A lottery is a type of gambling in which people bet on a number or set of numbers to win a prize. Lotteries are often organized so that a percentage of the profits go to good causes. These funds can be used for a variety of purposes, including paying off debts and providing welfare benefits. Lotteries are an important source of revenue for many governments and can have positive social effects, but they also come with risks. Moreover, some people may become addicted to playing them. The government should be cautious about promoting this vice. It should focus on how to reduce the risk of addiction and ensure that there is no abuse of the system.
The word “lottery” is derived from the Dutch noun lot, meaning fate or chance. It is thought that this noun was a calque on the Middle French word loterie, which refers to the act of drawing lots. The term was adopted in English around the end of the 16th century, and it became a widespread activity in England during the 17th century. Lotteries were hailed as a painless way to collect taxes and help the poor. They were even used to fund several colleges in America during the Revolutionary War.
There are many myths about winning the lottery, but the truth is that if you want to win, it is possible. The most important thing is to avoid superstitions and stick with a strategy that is based on mathematics. You should try to cover as much of the available pool as possible, and make sure that you have a balance between low and high numbers, as well as odd and even numbers. It is also crucial to avoid picking numbers based on a pattern or hot and cold numbers.

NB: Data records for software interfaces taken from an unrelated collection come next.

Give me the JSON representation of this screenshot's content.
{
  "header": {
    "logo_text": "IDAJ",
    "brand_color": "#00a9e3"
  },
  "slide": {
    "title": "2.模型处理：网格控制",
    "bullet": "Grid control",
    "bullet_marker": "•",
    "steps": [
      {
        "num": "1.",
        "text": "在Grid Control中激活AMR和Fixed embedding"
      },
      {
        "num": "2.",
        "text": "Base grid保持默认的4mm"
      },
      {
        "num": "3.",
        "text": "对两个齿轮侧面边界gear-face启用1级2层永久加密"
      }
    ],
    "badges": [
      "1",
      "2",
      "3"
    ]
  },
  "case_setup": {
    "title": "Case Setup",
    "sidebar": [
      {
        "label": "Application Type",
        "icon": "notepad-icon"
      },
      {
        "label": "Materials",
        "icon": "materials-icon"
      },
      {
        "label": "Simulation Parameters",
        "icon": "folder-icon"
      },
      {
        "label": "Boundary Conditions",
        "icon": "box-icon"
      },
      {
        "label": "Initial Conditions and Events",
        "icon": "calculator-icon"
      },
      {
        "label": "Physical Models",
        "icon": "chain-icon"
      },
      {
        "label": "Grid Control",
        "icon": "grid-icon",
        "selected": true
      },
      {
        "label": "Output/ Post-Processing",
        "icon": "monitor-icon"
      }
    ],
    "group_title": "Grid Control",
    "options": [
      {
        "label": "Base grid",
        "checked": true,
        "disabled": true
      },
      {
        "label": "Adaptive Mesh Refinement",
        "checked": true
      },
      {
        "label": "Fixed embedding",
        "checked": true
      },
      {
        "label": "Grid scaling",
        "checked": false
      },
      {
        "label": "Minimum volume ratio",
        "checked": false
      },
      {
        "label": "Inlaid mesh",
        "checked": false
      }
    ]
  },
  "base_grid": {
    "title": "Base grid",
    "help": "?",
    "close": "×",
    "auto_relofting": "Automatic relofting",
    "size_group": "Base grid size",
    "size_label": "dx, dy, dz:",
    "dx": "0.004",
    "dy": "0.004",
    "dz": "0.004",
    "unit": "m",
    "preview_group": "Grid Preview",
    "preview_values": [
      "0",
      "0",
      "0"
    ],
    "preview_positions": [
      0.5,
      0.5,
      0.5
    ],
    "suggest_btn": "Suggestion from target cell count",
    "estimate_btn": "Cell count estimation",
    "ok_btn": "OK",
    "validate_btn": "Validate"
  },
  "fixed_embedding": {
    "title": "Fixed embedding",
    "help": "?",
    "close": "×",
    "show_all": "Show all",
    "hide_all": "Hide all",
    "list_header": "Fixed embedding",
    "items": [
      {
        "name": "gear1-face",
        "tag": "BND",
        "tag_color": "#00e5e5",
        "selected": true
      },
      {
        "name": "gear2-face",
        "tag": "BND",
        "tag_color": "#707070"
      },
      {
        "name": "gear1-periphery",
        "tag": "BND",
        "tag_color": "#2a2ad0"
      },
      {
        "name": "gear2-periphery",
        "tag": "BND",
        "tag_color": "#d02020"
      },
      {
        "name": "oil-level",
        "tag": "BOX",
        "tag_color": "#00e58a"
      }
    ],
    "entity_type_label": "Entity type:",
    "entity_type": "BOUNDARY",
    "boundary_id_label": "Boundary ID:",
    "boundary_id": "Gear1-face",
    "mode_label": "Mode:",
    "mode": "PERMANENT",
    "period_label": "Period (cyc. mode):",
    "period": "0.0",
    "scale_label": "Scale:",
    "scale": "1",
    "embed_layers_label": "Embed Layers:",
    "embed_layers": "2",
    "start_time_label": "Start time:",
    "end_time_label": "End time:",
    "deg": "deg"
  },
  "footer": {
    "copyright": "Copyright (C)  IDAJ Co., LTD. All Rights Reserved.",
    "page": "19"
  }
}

Although the odds are against you, a little planning and research can increase your chances of winning the lottery. In addition, you should be aware of the tax laws in your country. You should also make sure that you do not gamble with money that you need for other things. It is advisable to use this money to build an emergency fund or pay off your credit card debt. In the rare event that you do win, it is important to remember that with great wealth comes a responsibility to share.
While it is not a necessity to donate all of your winnings, you should give back to the community and provide joyous experiences for others. This is not only the right thing to do from a societal perspective, but it will also help you maintain your sanity. If you plan to invest a large portion of your winnings, it is advisable to seek professional advice. This will help you avoid making costly mistakes that could ruin your finances.